*Problem*. Report each line below that carries the word "AUTOWORLD".

*** Opening Data for review ***

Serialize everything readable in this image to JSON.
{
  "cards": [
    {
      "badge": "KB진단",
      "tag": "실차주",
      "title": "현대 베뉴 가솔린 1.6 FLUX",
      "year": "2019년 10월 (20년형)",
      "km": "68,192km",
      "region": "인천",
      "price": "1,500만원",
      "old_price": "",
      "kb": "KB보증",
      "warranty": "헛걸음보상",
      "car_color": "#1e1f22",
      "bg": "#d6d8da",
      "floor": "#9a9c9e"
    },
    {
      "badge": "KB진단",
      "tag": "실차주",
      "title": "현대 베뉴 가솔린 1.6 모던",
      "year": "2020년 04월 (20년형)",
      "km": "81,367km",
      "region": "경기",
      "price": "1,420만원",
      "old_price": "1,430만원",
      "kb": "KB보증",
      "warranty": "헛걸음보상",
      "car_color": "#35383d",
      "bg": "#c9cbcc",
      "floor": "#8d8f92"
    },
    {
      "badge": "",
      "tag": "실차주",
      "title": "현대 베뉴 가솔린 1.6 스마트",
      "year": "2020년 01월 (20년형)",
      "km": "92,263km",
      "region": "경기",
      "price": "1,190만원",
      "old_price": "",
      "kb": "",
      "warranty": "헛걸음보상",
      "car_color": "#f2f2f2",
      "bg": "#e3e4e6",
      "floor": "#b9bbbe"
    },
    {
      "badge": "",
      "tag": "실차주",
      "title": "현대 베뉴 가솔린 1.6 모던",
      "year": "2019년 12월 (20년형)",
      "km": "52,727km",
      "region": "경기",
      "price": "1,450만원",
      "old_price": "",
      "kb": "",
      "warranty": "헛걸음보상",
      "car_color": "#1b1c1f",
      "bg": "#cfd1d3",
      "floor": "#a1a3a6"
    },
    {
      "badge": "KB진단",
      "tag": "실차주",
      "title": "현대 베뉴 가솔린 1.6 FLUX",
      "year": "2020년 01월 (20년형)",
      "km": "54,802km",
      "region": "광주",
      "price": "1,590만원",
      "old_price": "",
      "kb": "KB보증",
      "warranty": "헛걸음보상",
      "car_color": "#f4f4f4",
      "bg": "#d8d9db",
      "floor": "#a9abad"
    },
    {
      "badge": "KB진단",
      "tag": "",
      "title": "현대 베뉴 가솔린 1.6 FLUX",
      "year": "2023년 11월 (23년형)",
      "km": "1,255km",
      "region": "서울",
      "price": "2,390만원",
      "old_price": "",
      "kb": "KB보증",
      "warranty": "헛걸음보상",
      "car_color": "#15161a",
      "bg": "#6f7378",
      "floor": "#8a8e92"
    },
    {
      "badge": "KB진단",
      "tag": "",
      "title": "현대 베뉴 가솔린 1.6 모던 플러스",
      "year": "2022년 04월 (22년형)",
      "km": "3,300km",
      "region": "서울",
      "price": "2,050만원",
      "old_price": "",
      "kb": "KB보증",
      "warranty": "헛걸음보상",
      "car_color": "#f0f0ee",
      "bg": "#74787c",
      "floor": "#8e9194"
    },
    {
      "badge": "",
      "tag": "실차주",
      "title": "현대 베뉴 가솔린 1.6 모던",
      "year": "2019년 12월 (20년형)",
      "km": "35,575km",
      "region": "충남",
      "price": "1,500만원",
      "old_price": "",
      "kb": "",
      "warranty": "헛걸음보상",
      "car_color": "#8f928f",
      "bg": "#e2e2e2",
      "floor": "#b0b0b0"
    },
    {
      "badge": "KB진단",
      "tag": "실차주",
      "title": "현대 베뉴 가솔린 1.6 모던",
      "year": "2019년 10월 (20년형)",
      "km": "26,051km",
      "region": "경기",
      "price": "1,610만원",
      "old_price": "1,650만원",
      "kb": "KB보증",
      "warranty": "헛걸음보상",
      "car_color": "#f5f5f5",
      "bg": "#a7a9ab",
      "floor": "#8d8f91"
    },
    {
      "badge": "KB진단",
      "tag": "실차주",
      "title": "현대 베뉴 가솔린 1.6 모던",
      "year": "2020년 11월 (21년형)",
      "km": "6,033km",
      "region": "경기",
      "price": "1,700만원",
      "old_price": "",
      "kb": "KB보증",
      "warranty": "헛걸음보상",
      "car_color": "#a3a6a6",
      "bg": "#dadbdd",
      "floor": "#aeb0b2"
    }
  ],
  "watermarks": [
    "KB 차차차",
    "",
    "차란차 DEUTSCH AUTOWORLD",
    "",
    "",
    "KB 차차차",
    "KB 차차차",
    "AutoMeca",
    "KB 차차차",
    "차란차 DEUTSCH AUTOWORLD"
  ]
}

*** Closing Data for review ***

*Completed exercise*.
    "차란차 DEUTSCH AUTOWORLD",
    "차란차 DEUTSCH AUTOWORLD"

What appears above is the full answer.